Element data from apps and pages

▼

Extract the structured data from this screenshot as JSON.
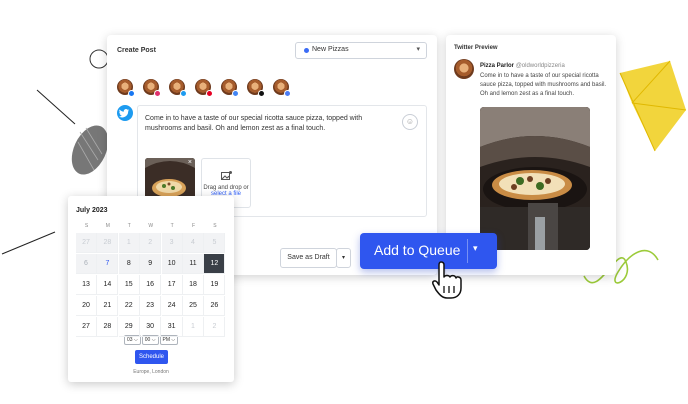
{
  "composer": {
    "title": "Create Post",
    "group_select": "New Pizzas",
    "caret": "▾",
    "post_text": "Come in to have a taste of our special ricotta sauce pizza, topped with mushrooms and basil. Oh and lemon zest as a final touch.",
    "emoji": "☺",
    "thumb_close": "×",
    "dropzone_icon": "image-add-icon",
    "dropzone_text": "Drag and drop or",
    "dropzone_link": "select a file",
    "save_draft": "Save as Draft",
    "draft_caret": "▾"
  },
  "channels": [
    {
      "network": "facebook",
      "color": "#1877f2"
    },
    {
      "network": "instagram",
      "color": "#e1306c"
    },
    {
      "network": "twitter",
      "color": "#1d9bf0"
    },
    {
      "network": "pinterest",
      "color": "#e60023"
    },
    {
      "network": "google-business",
      "color": "#4285f4"
    },
    {
      "network": "tiktok",
      "color": "#111111"
    },
    {
      "network": "facebook-group",
      "color": "#4c7cf3"
    }
  ],
  "twitter_badge": "🐦",
  "preview": {
    "title": "Twitter Preview",
    "name": "Pizza Parlor",
    "handle": "@oldworldpizzeria",
    "text": "Come in to have a taste of our special ricotta sauce pizza, topped with mushrooms and basil. Oh and lemon zest as a final touch."
  },
  "queue": {
    "label": "Add to Queue",
    "caret": "▾"
  },
  "calendar": {
    "month": "July 2023",
    "weekdays": [
      "S",
      "M",
      "T",
      "W",
      "T",
      "F",
      "S"
    ],
    "weeks": [
      [
        {
          "d": "27",
          "s": "muted"
        },
        {
          "d": "28",
          "s": "muted"
        },
        {
          "d": "1",
          "s": "muted"
        },
        {
          "d": "2",
          "s": "muted"
        },
        {
          "d": "3",
          "s": "muted"
        },
        {
          "d": "4",
          "s": "muted"
        },
        {
          "d": "5",
          "s": "muted"
        }
      ],
      [
        {
          "d": "6",
          "s": "dim"
        },
        {
          "d": "7",
          "s": "today"
        },
        {
          "d": "8",
          "s": ""
        },
        {
          "d": "9",
          "s": ""
        },
        {
          "d": "10",
          "s": ""
        },
        {
          "d": "11",
          "s": ""
        },
        {
          "d": "12",
          "s": "sel"
        }
      ],
      [
        {
          "d": "13",
          "s": ""
        },
        {
          "d": "14",
          "s": ""
        },
        {
          "d": "15",
          "s": ""
        },
        {
          "d": "16",
          "s": ""
        },
        {
          "d": "17",
          "s": ""
        },
        {
          "d": "18",
          "s": ""
        },
        {
          "d": "19",
          "s": ""
        }
      ],
      [
        {
          "d": "20",
          "s": ""
        },
        {
          "d": "21",
          "s": ""
        },
        {
          "d": "22",
          "s": ""
        },
        {
          "d": "23",
          "s": ""
        },
        {
          "d": "24",
          "s": ""
        },
        {
          "d": "25",
          "s": ""
        },
        {
          "d": "26",
          "s": ""
        }
      ],
      [
        {
          "d": "27",
          "s": ""
        },
        {
          "d": "28",
          "s": ""
        },
        {
          "d": "29",
          "s": ""
        },
        {
          "d": "30",
          "s": ""
        },
        {
          "d": "31",
          "s": ""
        },
        {
          "d": "1",
          "s": "muted"
        },
        {
          "d": "2",
          "s": "muted"
        }
      ]
    ],
    "hour": "03",
    "minute": "00",
    "meridiem": "PM",
    "time_caret": "⌵",
    "schedule": "Schedule",
    "timezone": "Europe, London"
  },
  "cursor": "pointing-hand-cursor-icon"
}
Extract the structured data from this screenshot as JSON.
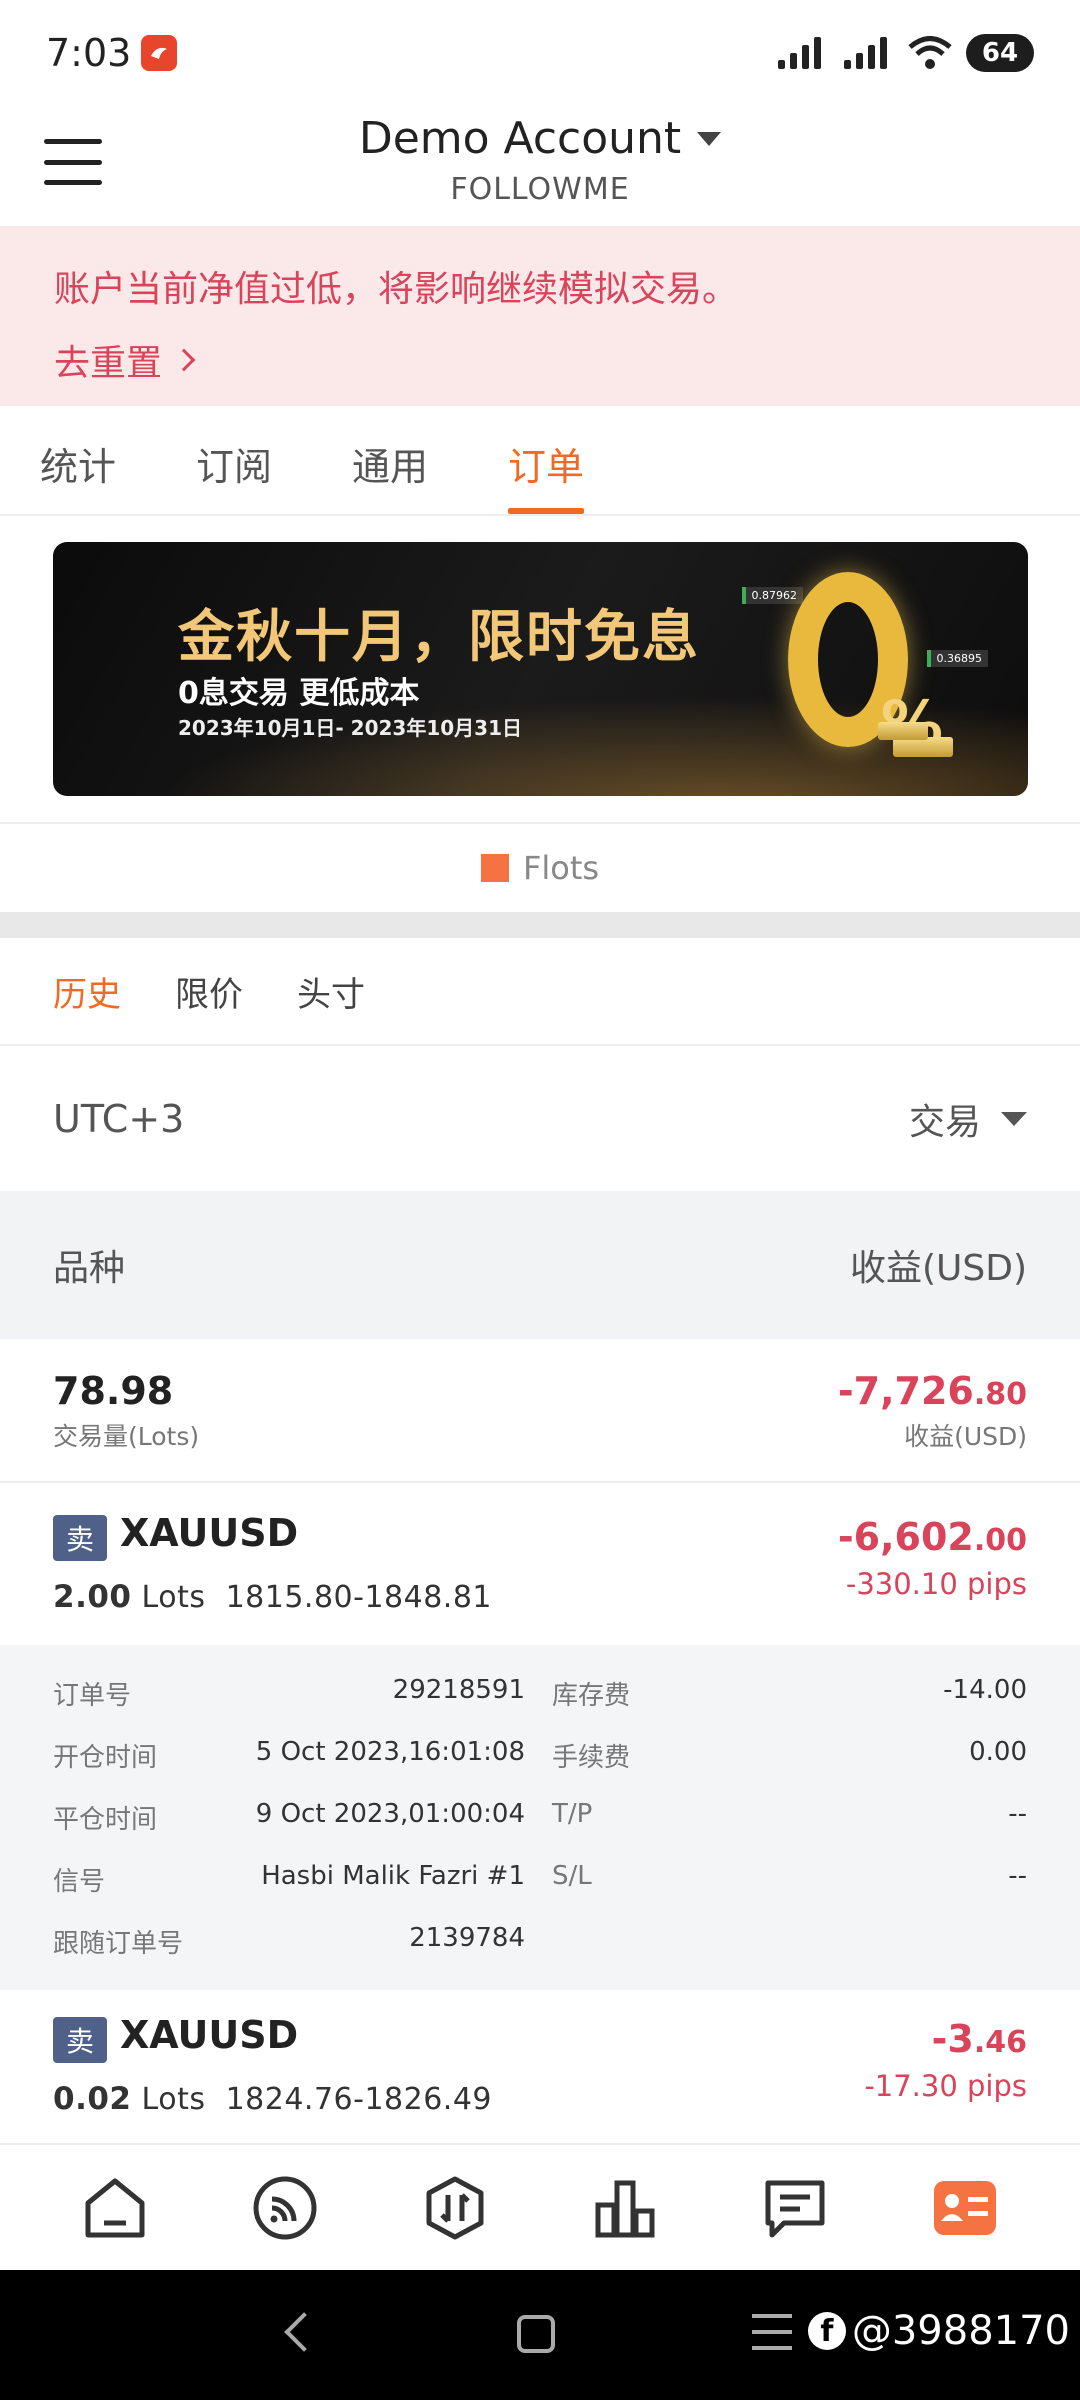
{
  "status_bar": {
    "time": "7:03",
    "battery": "64"
  },
  "header": {
    "account_title": "Demo Account",
    "account_subtitle": "FOLLOWME"
  },
  "warning": {
    "text": "账户当前净值过低，将影响继续模拟交易。",
    "link_label": "去重置"
  },
  "main_tabs": [
    {
      "label": "统计"
    },
    {
      "label": "订阅"
    },
    {
      "label": "通用"
    },
    {
      "label": "订单"
    }
  ],
  "banner": {
    "title": "金秋十月，限时免息",
    "subtitle": "0息交易 更低成本",
    "date_range": "2023年10月1日- 2023年10月31日",
    "percent": "%",
    "tag1": "0.87962",
    "tag2": "0.36895"
  },
  "legend": {
    "label": "Flots",
    "color": "#f57243"
  },
  "sub_tabs": [
    {
      "label": "历史"
    },
    {
      "label": "限价"
    },
    {
      "label": "头寸"
    }
  ],
  "filter": {
    "timezone": "UTC+3",
    "trade_label": "交易"
  },
  "table_header": {
    "left": "品种",
    "right": "收益(USD)"
  },
  "summary": {
    "volume": "78.98",
    "volume_caption": "交易量(Lots)",
    "profit_main": "-7,726",
    "profit_decimal": ".80",
    "profit_caption": "收益(USD)"
  },
  "orders": [
    {
      "side": "卖",
      "symbol": "XAUUSD",
      "lots_value": "2.00",
      "lots_unit": "Lots",
      "price_range": "1815.80-1848.81",
      "profit_main": "-6,602",
      "profit_decimal": ".00",
      "pips": "-330.10 pips",
      "details": {
        "order_no_label": "订单号",
        "order_no": "29218591",
        "swap_label": "库存费",
        "swap": "-14.00",
        "open_time_label": "开仓时间",
        "open_time": "5 Oct 2023,16:01:08",
        "fee_label": "手续费",
        "fee": "0.00",
        "close_time_label": "平仓时间",
        "close_time": "9 Oct 2023,01:00:04",
        "tp_label": "T/P",
        "tp": "--",
        "signal_label": "信号",
        "signal": "Hasbi Malik Fazri #1",
        "sl_label": "S/L",
        "sl": "--",
        "follow_label": "跟随订单号",
        "follow_no": "2139784"
      }
    },
    {
      "side": "卖",
      "symbol": "XAUUSD",
      "lots_value": "0.02",
      "lots_unit": "Lots",
      "price_range": "1824.76-1826.49",
      "profit_main": "-3",
      "profit_decimal": ".46",
      "pips": "-17.30 pips"
    }
  ],
  "bottom_nav": [
    {
      "icon": "home-icon"
    },
    {
      "icon": "signal-icon"
    },
    {
      "icon": "trade-icon"
    },
    {
      "icon": "chart-icon"
    },
    {
      "icon": "message-icon"
    },
    {
      "icon": "profile-card-icon"
    }
  ],
  "watermark": {
    "text": "@3988170"
  },
  "colors": {
    "accent": "#f06a23",
    "negative": "#d9445b",
    "sell_badge": "#4f6189",
    "warning_bg": "#fbe9ea"
  }
}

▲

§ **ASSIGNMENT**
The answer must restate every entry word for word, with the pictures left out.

§ **ANSWER TO THIS EXERCISE**
Extract the structured data from this screenshot as JSON.
{
  "composer": {
    "title": "Create Post",
    "group_select": "New Pizzas",
    "caret": "▾",
    "post_text": "Come in to have a taste of our special ricotta sauce pizza, topped with mushrooms and basil. Oh and lemon zest as a final touch.",
    "emoji": "☺",
    "thumb_close": "×",
    "dropzone_icon": "image-add-icon",
    "dropzone_text": "Drag and drop or",
    "dropzone_link": "select a file",
    "save_draft": "Save as Draft",
    "draft_caret": "▾"
  },
  "channels": [
    {
      "network": "facebook",
      "color": "#1877f2"
    },
    {
      "network": "instagram",
      "color": "#e1306c"
    },
    {
      "network": "twitter",
      "color": "#1d9bf0"
    },
    {
      "network": "pinterest",
      "color": "#e60023"
    },
    {
      "network": "google-business",
      "color": "#4285f4"
    },
    {
      "network": "tiktok",
      "color": "#111111"
    },
    {
      "network": "facebook-group",
      "color": "#4c7cf3"
    }
  ],
  "twitter_badge": "🐦",
  "preview": {
    "title": "Twitter Preview",
    "name": "Pizza Parlor",
    "handle": "@oldworldpizzeria",
    "text": "Come in to have a taste of our special ricotta sauce pizza, topped with mushrooms and basil. Oh and lemon zest as a final touch."
  },
  "queue": {
    "label": "Add to Queue",
    "caret": "▾"
  },
  "calendar": {
    "month": "July 2023",
    "weekdays": [
      "S",
      "M",
      "T",
      "W",
      "T",
      "F",
      "S"
    ],
    "weeks": [
      [
        {
          "d": "27",
          "s": "muted"
        },
        {
          "d": "28",
          "s": "muted"
        },
        {
          "d": "1",
          "s": "muted"
        },
        {
          "d": "2",
          "s": "muted"
        },
        {
          "d": "3",
          "s": "muted"
        },
        {
          "d": "4",
          "s": "muted"
        },
        {
          "d": "5",
          "s": "muted"
        }
      ],
      [
        {
          "d": "6",
          "s": "dim"
        },
        {
          "d": "7",
          "s": "today"
        },
        {
          "d": "8",
          "s": ""
        },
        {
          "d": "9",
          "s": ""
        },
        {
          "d": "10",
          "s": ""
        },
        {
          "d": "11",
          "s": ""
        },
        {
          "d": "12",
          "s": "sel"
        }
      ],
      [
        {
          "d": "13",
          "s": ""
        },
        {
          "d": "14",
          "s": ""
        },
        {
          "d": "15",
          "s": ""
        },
        {
          "d": "16",
          "s": ""
        },
        {
          "d": "17",
          "s": ""
        },
        {
          "d": "18",
          "s": ""
        },
        {
          "d": "19",
          "s": ""
        }
      ],
      [
        {
          "d": "20",
          "s": ""
        },
        {
          "d": "21",
          "s": ""
        },
        {
          "d": "22",
          "s": ""
        },
        {
          "d": "23",
          "s": ""
        },
        {
          "d": "24",
          "s": ""
        },
        {
          "d": "25",
          "s": ""
        },
        {
          "d": "26",
          "s": ""
        }
      ],
      [
        {
          "d": "27",
          "s": ""
        },
        {
          "d": "28",
          "s": ""
        },
        {
          "d": "29",
          "s": ""
        },
        {
          "d": "30",
          "s": ""
        },
        {
          "d": "31",
          "s": ""
        },
        {
          "d": "1",
          "s": "muted"
        },
        {
          "d": "2",
          "s": "muted"
        }
      ]
    ],
    "hour": "03",
    "minute": "00",
    "meridiem": "PM",
    "time_caret": "⌵",
    "schedule": "Schedule",
    "timezone": "Europe, London"
  },
  "cursor": "pointing-hand-cursor-icon"
}
Extract the structured data from this screenshot as JSON.
{
  "status_bar": {
    "time": "7:03",
    "battery": "64"
  },
  "header": {
    "account_title": "Demo Account",
    "account_subtitle": "FOLLOWME"
  },
  "warning": {
    "text": "账户当前净值过低，将影响继续模拟交易。",
    "link_label": "去重置"
  },
  "main_tabs": [
    {
      "label": "统计"
    },
    {
      "label": "订阅"
    },
    {
      "label": "通用"
    },
    {
      "label": "订单"
    }
  ],
  "banner": {
    "title": "金秋十月，限时免息",
    "subtitle": "0息交易 更低成本",
    "date_range": "2023年10月1日- 2023年10月31日",
    "percent": "%",
    "tag1": "0.87962",
    "tag2": "0.36895"
  },
  "legend": {
    "label": "Flots",
    "color": "#f57243"
  },
  "sub_tabs": [
    {
      "label": "历史"
    },
    {
      "label": "限价"
    },
    {
      "label": "头寸"
    }
  ],
  "filter": {
    "timezone": "UTC+3",
    "trade_label": "交易"
  },
  "table_header": {
    "left": "品种",
    "right": "收益(USD)"
  },
  "summary": {
    "volume": "78.98",
    "volume_caption": "交易量(Lots)",
    "profit_main": "-7,726",
    "profit_decimal": ".80",
    "profit_caption": "收益(USD)"
  },
  "orders": [
    {
      "side": "卖",
      "symbol": "XAUUSD",
      "lots_value": "2.00",
      "lots_unit": "Lots",
      "price_range": "1815.80-1848.81",
      "profit_main": "-6,602",
      "profit_decimal": ".00",
      "pips": "-330.10 pips",
      "details": {
        "order_no_label": "订单号",
        "order_no": "29218591",
        "swap_label": "库存费",
        "swap": "-14.00",
        "open_time_label": "开仓时间",
        "open_time": "5 Oct 2023,16:01:08",
        "fee_label": "手续费",
        "fee": "0.00",
        "close_time_label": "平仓时间",
        "close_time": "9 Oct 2023,01:00:04",
        "tp_label": "T/P",
        "tp": "--",
        "signal_label": "信号",
        "signal": "Hasbi Malik Fazri #1",
        "sl_label": "S/L",
        "sl": "--",
        "follow_label": "跟随订单号",
        "follow_no": "2139784"
      }
    },
    {
      "side": "卖",
      "symbol": "XAUUSD",
      "lots_value": "0.02",
      "lots_unit": "Lots",
      "price_range": "1824.76-1826.49",
      "profit_main": "-3",
      "profit_decimal": ".46",
      "pips": "-17.30 pips"
    }
  ],
  "bottom_nav": [
    {
      "icon": "home-icon"
    },
    {
      "icon": "signal-icon"
    },
    {
      "icon": "trade-icon"
    },
    {
      "icon": "chart-icon"
    },
    {
      "icon": "message-icon"
    },
    {
      "icon": "profile-card-icon"
    }
  ],
  "watermark": {
    "text": "@3988170"
  },
  "colors": {
    "accent": "#f06a23",
    "negative": "#d9445b",
    "sell_badge": "#4f6189",
    "warning_bg": "#fbe9ea"
  }
}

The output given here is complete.